About this task
Each entry should be printed exactly, with its images omitted.

Records for the exercise
· · · · · · ·

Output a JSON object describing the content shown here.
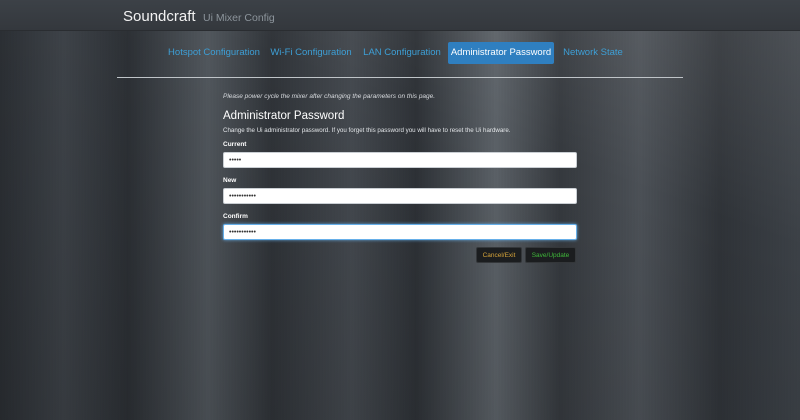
{
  "header": {
    "brand": "Soundcraft",
    "subtitle": "Ui Mixer Config"
  },
  "nav": {
    "tabs": [
      {
        "label": "Hotspot Configuration",
        "active": false
      },
      {
        "label": "Wi-Fi Configuration",
        "active": false
      },
      {
        "label": "LAN Configuration",
        "active": false
      },
      {
        "label": "Administrator Password",
        "active": true
      },
      {
        "label": "Network State",
        "active": false
      }
    ]
  },
  "main": {
    "notice": "Please power cycle the mixer after changing the parameters on this page.",
    "title": "Administrator Password",
    "description": "Change the Ui administrator password. If you forget this password you will have to reset the Ui hardware.",
    "fields": {
      "current": {
        "label": "Current",
        "value": "•••••"
      },
      "new": {
        "label": "New",
        "value": "•••••••••••"
      },
      "confirm": {
        "label": "Confirm",
        "value": "•••••••••••"
      }
    },
    "buttons": {
      "cancel": "Cancel/Exit",
      "save": "Save/Update"
    }
  },
  "colors": {
    "accent": "#2f7fc0",
    "link": "#3d9fd6",
    "cancel_text": "#d5a339",
    "save_text": "#3fb83a"
  }
}
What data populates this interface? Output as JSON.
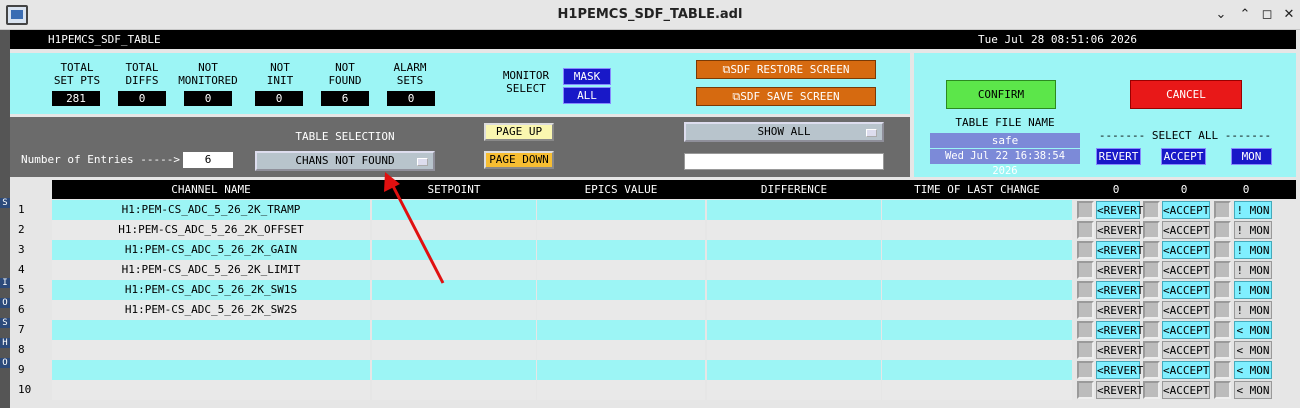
{
  "window": {
    "title": "H1PEMCS_SDF_TABLE.adl",
    "minimize": "⌄",
    "maximize": "⌃",
    "restore": "◻",
    "close": "✕"
  },
  "header": {
    "screen_name": "H1PEMCS_SDF_TABLE",
    "datetime": "Tue Jul 28 08:51:06 2026"
  },
  "left_strip": [
    "S",
    "I",
    "O",
    "S",
    "H",
    "O"
  ],
  "summary": {
    "items": [
      {
        "label1": "TOTAL",
        "label2": "SET PTS",
        "value": "281"
      },
      {
        "label1": "TOTAL",
        "label2": "DIFFS",
        "value": "0"
      },
      {
        "label1": "NOT",
        "label2": "MONITORED",
        "value": "0"
      },
      {
        "label1": "NOT",
        "label2": "INIT",
        "value": "0"
      },
      {
        "label1": "NOT",
        "label2": "FOUND",
        "value": "6"
      },
      {
        "label1": "ALARM",
        "label2": "SETS",
        "value": "0"
      }
    ],
    "monitor_select_l1": "MONITOR",
    "monitor_select_l2": "SELECT",
    "mask_label": "MASK",
    "all_label": "ALL",
    "restore_label": "⧉SDF RESTORE SCREEN",
    "save_label": "⧉SDF SAVE SCREEN"
  },
  "right_panel": {
    "confirm": "CONFIRM",
    "cancel": "CANCEL",
    "file_name_label": "TABLE FILE NAME",
    "file_name": "safe",
    "file_date": "Wed Jul 22 16:38:54 2026",
    "select_all": "------- SELECT ALL --------",
    "revert": "REVERT",
    "accept": "ACCEPT",
    "mon": "MON"
  },
  "controls": {
    "entries_label": "Number of Entries ----->",
    "entries_value": "6",
    "table_selection_label": "TABLE SELECTION",
    "table_selection_value": "CHANS NOT FOUND",
    "page_up": "PAGE UP",
    "page_down": "PAGE DOWN",
    "show_all": "SHOW ALL",
    "filter_value": ""
  },
  "table": {
    "headers": {
      "channel": "CHANNEL NAME",
      "setpoint": "SETPOINT",
      "epics": "EPICS VALUE",
      "difference": "DIFFERENCE",
      "time": "TIME OF LAST CHANGE",
      "count1": "0",
      "count2": "0",
      "count3": "0"
    },
    "revert_btn": "<REVERT",
    "accept_btn": "<ACCEPT",
    "rows": [
      {
        "num": "1",
        "channel": "H1:PEM-CS_ADC_5_26_2K_TRAMP",
        "mon": "! MON"
      },
      {
        "num": "2",
        "channel": "H1:PEM-CS_ADC_5_26_2K_OFFSET",
        "mon": "! MON"
      },
      {
        "num": "3",
        "channel": "H1:PEM-CS_ADC_5_26_2K_GAIN",
        "mon": "! MON"
      },
      {
        "num": "4",
        "channel": "H1:PEM-CS_ADC_5_26_2K_LIMIT",
        "mon": "! MON"
      },
      {
        "num": "5",
        "channel": "H1:PEM-CS_ADC_5_26_2K_SW1S",
        "mon": "! MON"
      },
      {
        "num": "6",
        "channel": "H1:PEM-CS_ADC_5_26_2K_SW2S",
        "mon": "! MON"
      },
      {
        "num": "7",
        "channel": "",
        "mon": "< MON"
      },
      {
        "num": "8",
        "channel": "",
        "mon": "< MON"
      },
      {
        "num": "9",
        "channel": "",
        "mon": "< MON"
      },
      {
        "num": "10",
        "channel": "",
        "mon": "< MON"
      }
    ]
  },
  "colors": {
    "cyan": "#9cf5f5",
    "row_alt": "#e9e9e9",
    "annotation_arrow": "#e01010"
  }
}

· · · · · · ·

Solution to this problem
Output a JSON object describing the content shown here.
{
  "header": {
    "brand": "Soundcraft",
    "subtitle": "Ui Mixer Config"
  },
  "nav": {
    "tabs": [
      {
        "label": "Hotspot Configuration",
        "active": false
      },
      {
        "label": "Wi-Fi Configuration",
        "active": false
      },
      {
        "label": "LAN Configuration",
        "active": false
      },
      {
        "label": "Administrator Password",
        "active": true
      },
      {
        "label": "Network State",
        "active": false
      }
    ]
  },
  "main": {
    "notice": "Please power cycle the mixer after changing the parameters on this page.",
    "title": "Administrator Password",
    "description": "Change the Ui administrator password. If you forget this password you will have to reset the Ui hardware.",
    "fields": {
      "current": {
        "label": "Current",
        "value": "•••••"
      },
      "new": {
        "label": "New",
        "value": "•••••••••••"
      },
      "confirm": {
        "label": "Confirm",
        "value": "•••••••••••"
      }
    },
    "buttons": {
      "cancel": "Cancel/Exit",
      "save": "Save/Update"
    }
  },
  "colors": {
    "accent": "#2f7fc0",
    "link": "#3d9fd6",
    "cancel_text": "#d5a339",
    "save_text": "#3fb83a"
  }
}
What data populates this interface? Output as JSON.
{
  "window": {
    "title": "H1PEMCS_SDF_TABLE.adl",
    "minimize": "⌄",
    "maximize": "⌃",
    "restore": "◻",
    "close": "✕"
  },
  "header": {
    "screen_name": "H1PEMCS_SDF_TABLE",
    "datetime": "Tue Jul 28 08:51:06 2026"
  },
  "left_strip": [
    "S",
    "I",
    "O",
    "S",
    "H",
    "O"
  ],
  "summary": {
    "items": [
      {
        "label1": "TOTAL",
        "label2": "SET PTS",
        "value": "281"
      },
      {
        "label1": "TOTAL",
        "label2": "DIFFS",
        "value": "0"
      },
      {
        "label1": "NOT",
        "label2": "MONITORED",
        "value": "0"
      },
      {
        "label1": "NOT",
        "label2": "INIT",
        "value": "0"
      },
      {
        "label1": "NOT",
        "label2": "FOUND",
        "value": "6"
      },
      {
        "label1": "ALARM",
        "label2": "SETS",
        "value": "0"
      }
    ],
    "monitor_select_l1": "MONITOR",
    "monitor_select_l2": "SELECT",
    "mask_label": "MASK",
    "all_label": "ALL",
    "restore_label": "⧉SDF RESTORE SCREEN",
    "save_label": "⧉SDF SAVE SCREEN"
  },
  "right_panel": {
    "confirm": "CONFIRM",
    "cancel": "CANCEL",
    "file_name_label": "TABLE FILE NAME",
    "file_name": "safe",
    "file_date": "Wed Jul 22 16:38:54 2026",
    "select_all": "------- SELECT ALL --------",
    "revert": "REVERT",
    "accept": "ACCEPT",
    "mon": "MON"
  },
  "controls": {
    "entries_label": "Number of Entries ----->",
    "entries_value": "6",
    "table_selection_label": "TABLE SELECTION",
    "table_selection_value": "CHANS NOT FOUND",
    "page_up": "PAGE UP",
    "page_down": "PAGE DOWN",
    "show_all": "SHOW ALL",
    "filter_value": ""
  },
  "table": {
    "headers": {
      "channel": "CHANNEL NAME",
      "setpoint": "SETPOINT",
      "epics": "EPICS VALUE",
      "difference": "DIFFERENCE",
      "time": "TIME OF LAST CHANGE",
      "count1": "0",
      "count2": "0",
      "count3": "0"
    },
    "revert_btn": "<REVERT",
    "accept_btn": "<ACCEPT",
    "rows": [
      {
        "num": "1",
        "channel": "H1:PEM-CS_ADC_5_26_2K_TRAMP",
        "mon": "! MON"
      },
      {
        "num": "2",
        "channel": "H1:PEM-CS_ADC_5_26_2K_OFFSET",
        "mon": "! MON"
      },
      {
        "num": "3",
        "channel": "H1:PEM-CS_ADC_5_26_2K_GAIN",
        "mon": "! MON"
      },
      {
        "num": "4",
        "channel": "H1:PEM-CS_ADC_5_26_2K_LIMIT",
        "mon": "! MON"
      },
      {
        "num": "5",
        "channel": "H1:PEM-CS_ADC_5_26_2K_SW1S",
        "mon": "! MON"
      },
      {
        "num": "6",
        "channel": "H1:PEM-CS_ADC_5_26_2K_SW2S",
        "mon": "! MON"
      },
      {
        "num": "7",
        "channel": "",
        "mon": "< MON"
      },
      {
        "num": "8",
        "channel": "",
        "mon": "< MON"
      },
      {
        "num": "9",
        "channel": "",
        "mon": "< MON"
      },
      {
        "num": "10",
        "channel": "",
        "mon": "< MON"
      }
    ]
  },
  "colors": {
    "cyan": "#9cf5f5",
    "row_alt": "#e9e9e9",
    "annotation_arrow": "#e01010"
  }
}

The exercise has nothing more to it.